**What to produce**
List each line of the data that holds the word "plain".

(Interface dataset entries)
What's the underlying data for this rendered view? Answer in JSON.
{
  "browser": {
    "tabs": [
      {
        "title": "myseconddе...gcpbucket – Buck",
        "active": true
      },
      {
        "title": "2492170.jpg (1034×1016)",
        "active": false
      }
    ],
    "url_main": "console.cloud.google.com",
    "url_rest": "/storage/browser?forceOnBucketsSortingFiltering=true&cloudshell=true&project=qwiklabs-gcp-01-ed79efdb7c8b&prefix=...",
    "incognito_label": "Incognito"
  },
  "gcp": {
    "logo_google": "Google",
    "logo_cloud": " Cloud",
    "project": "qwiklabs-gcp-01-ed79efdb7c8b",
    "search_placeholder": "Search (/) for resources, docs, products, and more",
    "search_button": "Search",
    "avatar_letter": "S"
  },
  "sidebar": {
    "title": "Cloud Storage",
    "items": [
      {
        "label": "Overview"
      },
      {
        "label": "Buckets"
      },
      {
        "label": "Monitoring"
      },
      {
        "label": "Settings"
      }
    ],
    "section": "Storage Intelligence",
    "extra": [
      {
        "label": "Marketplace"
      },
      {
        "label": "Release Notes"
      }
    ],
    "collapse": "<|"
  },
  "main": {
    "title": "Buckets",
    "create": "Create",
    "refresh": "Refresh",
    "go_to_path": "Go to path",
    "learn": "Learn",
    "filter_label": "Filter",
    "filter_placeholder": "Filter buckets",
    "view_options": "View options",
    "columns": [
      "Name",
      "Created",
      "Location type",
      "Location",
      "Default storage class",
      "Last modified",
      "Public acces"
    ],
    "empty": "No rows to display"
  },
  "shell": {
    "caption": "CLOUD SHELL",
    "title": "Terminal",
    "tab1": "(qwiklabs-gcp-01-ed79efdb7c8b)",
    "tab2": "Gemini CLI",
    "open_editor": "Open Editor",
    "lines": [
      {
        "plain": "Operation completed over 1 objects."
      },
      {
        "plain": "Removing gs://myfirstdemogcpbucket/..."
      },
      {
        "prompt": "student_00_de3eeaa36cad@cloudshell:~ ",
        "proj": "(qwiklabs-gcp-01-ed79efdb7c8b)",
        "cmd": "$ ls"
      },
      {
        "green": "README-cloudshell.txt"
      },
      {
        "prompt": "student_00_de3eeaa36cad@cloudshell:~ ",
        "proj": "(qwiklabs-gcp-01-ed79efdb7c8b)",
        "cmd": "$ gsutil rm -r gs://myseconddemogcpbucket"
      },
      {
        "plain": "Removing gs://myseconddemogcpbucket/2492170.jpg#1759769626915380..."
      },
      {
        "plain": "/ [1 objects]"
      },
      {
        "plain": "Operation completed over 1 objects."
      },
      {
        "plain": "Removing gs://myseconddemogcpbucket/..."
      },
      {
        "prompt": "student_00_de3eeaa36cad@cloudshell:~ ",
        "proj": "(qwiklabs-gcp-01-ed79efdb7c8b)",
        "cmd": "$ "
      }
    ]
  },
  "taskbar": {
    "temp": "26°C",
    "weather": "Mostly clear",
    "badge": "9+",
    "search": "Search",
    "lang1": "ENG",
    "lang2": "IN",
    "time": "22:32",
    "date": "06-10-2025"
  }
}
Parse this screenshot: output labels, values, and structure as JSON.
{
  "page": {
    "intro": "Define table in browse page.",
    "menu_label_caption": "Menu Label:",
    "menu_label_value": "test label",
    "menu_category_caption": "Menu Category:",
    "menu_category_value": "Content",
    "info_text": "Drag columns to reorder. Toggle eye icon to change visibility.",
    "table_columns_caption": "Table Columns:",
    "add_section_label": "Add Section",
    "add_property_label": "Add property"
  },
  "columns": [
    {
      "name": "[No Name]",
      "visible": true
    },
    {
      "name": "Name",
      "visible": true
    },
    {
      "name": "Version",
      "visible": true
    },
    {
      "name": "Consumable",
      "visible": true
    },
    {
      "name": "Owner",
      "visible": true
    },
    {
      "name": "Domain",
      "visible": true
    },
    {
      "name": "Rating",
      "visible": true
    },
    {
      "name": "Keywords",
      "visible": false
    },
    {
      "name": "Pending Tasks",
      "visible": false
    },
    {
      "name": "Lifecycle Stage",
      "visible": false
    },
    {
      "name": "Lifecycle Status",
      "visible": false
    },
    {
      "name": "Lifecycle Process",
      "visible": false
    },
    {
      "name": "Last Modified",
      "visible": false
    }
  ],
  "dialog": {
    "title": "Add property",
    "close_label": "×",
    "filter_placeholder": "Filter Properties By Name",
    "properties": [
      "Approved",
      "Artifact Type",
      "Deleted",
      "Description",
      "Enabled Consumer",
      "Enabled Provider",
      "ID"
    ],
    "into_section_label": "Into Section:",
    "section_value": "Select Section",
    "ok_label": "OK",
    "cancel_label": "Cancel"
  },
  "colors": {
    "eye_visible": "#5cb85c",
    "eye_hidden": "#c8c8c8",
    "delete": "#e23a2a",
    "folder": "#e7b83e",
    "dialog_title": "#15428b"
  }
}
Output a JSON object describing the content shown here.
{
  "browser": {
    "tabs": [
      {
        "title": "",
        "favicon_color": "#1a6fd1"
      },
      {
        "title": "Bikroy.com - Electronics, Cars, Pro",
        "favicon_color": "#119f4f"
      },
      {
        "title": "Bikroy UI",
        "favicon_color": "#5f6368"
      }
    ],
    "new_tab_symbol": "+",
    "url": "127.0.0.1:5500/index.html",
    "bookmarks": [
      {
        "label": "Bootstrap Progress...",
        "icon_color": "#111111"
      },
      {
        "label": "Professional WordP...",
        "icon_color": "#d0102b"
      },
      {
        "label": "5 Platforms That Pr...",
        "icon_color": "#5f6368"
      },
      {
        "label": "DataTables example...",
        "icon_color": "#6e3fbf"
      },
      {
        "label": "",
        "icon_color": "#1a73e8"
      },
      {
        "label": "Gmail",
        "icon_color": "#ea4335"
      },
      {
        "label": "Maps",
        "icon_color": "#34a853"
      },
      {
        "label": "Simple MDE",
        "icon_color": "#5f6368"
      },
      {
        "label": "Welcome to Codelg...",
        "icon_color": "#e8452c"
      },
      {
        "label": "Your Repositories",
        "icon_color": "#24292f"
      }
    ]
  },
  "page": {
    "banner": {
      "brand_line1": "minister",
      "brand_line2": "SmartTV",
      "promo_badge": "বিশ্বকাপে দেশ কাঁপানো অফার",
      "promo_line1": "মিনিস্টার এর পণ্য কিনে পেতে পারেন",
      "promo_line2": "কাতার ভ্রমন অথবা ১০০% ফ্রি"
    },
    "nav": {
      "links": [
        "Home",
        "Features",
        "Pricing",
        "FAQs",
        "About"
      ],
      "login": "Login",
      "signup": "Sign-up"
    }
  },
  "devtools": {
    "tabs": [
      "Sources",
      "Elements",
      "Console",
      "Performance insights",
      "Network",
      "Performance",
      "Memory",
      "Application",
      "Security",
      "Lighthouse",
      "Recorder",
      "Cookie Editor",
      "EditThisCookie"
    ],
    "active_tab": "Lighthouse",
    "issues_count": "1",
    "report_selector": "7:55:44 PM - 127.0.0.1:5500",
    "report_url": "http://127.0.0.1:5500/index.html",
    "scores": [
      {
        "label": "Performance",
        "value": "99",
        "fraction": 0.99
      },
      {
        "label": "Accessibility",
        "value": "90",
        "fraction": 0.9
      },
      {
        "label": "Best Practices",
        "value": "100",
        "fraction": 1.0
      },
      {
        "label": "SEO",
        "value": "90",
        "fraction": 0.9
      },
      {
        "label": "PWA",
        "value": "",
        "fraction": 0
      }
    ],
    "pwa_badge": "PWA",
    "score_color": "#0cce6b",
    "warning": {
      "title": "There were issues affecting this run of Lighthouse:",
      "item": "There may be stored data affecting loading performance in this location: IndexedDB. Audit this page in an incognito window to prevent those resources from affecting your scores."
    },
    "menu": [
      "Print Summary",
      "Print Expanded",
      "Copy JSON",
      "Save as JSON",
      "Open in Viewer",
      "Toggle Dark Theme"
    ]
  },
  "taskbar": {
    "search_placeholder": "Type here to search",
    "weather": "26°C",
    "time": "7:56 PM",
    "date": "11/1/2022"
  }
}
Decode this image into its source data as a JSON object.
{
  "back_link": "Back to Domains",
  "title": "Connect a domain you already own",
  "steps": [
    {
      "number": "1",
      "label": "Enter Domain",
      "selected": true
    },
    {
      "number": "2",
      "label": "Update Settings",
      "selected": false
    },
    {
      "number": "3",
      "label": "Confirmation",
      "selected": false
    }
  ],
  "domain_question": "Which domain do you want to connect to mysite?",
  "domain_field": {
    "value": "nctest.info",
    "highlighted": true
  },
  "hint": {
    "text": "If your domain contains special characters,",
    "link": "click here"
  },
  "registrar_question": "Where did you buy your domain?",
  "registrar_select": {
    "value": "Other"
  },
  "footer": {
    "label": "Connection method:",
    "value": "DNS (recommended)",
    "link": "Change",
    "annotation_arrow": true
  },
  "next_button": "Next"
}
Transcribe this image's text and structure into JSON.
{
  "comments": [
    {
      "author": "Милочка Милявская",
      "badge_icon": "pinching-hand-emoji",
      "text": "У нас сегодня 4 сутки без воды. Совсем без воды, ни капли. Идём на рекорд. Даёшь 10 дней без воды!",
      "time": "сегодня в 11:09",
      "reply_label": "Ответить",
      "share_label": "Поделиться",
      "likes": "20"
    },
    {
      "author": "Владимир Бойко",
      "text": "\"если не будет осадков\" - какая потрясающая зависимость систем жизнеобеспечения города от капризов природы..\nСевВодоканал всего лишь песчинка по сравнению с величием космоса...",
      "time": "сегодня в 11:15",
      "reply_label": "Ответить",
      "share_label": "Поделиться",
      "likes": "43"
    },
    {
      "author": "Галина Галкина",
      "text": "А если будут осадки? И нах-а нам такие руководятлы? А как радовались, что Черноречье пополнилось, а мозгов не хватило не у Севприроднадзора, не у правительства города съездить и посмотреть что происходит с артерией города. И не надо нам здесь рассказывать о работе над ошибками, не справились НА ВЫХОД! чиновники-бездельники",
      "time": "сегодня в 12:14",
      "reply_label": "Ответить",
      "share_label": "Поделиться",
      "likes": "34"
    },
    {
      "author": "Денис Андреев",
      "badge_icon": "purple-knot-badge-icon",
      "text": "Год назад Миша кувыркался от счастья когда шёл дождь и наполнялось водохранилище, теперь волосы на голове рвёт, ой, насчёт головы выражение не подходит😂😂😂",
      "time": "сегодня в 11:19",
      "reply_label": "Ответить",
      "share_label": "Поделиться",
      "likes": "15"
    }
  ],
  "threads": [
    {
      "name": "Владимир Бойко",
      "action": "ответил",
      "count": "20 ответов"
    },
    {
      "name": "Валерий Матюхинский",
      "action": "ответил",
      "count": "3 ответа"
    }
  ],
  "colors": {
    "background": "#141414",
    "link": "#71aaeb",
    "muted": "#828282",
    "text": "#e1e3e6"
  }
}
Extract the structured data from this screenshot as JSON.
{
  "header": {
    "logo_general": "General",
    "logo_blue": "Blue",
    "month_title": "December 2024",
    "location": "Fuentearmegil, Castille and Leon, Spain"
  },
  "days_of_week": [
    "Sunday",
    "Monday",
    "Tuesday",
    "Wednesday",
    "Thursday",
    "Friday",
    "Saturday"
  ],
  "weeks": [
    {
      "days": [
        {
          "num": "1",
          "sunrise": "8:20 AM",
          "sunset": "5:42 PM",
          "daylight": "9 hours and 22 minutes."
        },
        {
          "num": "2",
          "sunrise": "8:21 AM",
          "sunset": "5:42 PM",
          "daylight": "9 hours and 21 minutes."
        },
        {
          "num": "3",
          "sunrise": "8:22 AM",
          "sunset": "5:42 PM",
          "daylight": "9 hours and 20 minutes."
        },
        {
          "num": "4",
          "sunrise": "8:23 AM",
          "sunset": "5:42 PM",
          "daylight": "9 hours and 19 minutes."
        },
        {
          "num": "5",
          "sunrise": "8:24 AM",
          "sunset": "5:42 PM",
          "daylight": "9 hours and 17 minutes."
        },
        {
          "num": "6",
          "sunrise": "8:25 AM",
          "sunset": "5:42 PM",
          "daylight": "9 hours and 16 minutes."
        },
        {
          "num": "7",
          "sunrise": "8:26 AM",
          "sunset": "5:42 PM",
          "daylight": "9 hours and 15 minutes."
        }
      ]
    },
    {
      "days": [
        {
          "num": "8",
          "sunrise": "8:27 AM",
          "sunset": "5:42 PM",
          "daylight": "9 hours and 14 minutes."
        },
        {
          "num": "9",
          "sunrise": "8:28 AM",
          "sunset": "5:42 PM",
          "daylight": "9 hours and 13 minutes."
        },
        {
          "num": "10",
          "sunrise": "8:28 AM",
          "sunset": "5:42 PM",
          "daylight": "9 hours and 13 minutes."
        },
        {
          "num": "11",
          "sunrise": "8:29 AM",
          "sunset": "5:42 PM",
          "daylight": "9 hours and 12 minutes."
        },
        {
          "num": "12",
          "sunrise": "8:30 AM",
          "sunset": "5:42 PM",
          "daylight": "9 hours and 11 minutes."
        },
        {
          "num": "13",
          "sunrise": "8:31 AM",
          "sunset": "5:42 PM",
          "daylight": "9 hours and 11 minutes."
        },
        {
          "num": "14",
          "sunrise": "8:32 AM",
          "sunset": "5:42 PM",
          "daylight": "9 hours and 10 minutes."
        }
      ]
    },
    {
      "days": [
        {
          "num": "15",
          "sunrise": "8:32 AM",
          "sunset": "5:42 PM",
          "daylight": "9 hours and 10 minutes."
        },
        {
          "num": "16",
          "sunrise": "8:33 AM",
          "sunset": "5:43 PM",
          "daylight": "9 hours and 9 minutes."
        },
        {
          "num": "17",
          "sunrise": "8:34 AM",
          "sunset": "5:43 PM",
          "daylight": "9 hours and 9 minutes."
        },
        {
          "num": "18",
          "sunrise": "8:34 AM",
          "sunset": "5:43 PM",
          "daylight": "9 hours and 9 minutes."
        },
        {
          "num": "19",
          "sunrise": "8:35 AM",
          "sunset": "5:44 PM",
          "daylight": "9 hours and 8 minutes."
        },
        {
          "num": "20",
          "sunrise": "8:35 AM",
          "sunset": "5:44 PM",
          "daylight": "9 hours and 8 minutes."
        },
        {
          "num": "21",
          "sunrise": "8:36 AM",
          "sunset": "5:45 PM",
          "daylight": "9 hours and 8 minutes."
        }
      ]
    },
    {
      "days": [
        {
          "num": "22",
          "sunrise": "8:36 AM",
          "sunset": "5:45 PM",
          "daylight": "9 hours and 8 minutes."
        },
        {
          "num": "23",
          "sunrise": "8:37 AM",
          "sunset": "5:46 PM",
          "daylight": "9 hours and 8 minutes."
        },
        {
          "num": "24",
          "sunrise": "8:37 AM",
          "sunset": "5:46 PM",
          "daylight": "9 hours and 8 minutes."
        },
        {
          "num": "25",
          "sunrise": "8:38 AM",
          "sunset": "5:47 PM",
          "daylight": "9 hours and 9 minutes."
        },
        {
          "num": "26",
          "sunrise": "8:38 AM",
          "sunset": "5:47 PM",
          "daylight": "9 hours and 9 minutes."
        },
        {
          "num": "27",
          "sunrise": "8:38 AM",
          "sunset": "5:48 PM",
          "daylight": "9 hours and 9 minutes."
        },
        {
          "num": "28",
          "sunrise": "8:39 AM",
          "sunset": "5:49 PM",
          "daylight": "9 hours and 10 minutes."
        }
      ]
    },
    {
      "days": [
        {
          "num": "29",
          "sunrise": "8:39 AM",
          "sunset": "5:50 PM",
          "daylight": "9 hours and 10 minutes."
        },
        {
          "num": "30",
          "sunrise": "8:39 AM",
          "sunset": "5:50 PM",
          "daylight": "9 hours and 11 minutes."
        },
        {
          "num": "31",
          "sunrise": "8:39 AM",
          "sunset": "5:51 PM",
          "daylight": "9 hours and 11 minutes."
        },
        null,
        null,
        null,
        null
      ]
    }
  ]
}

**Task result**
        "plain": "Operation completed over 1 objects."
        "plain": "Removing gs://myfirstdemogcpbucket/..."
        "plain": "Removing gs://myseconddemogcpbucket/2492170.jpg#1759769626915380..."
        "plain": "/ [1 objects]"
        "plain": "Operation completed over 1 objects."
        "plain": "Removing gs://myseconddemogcpbucket/..."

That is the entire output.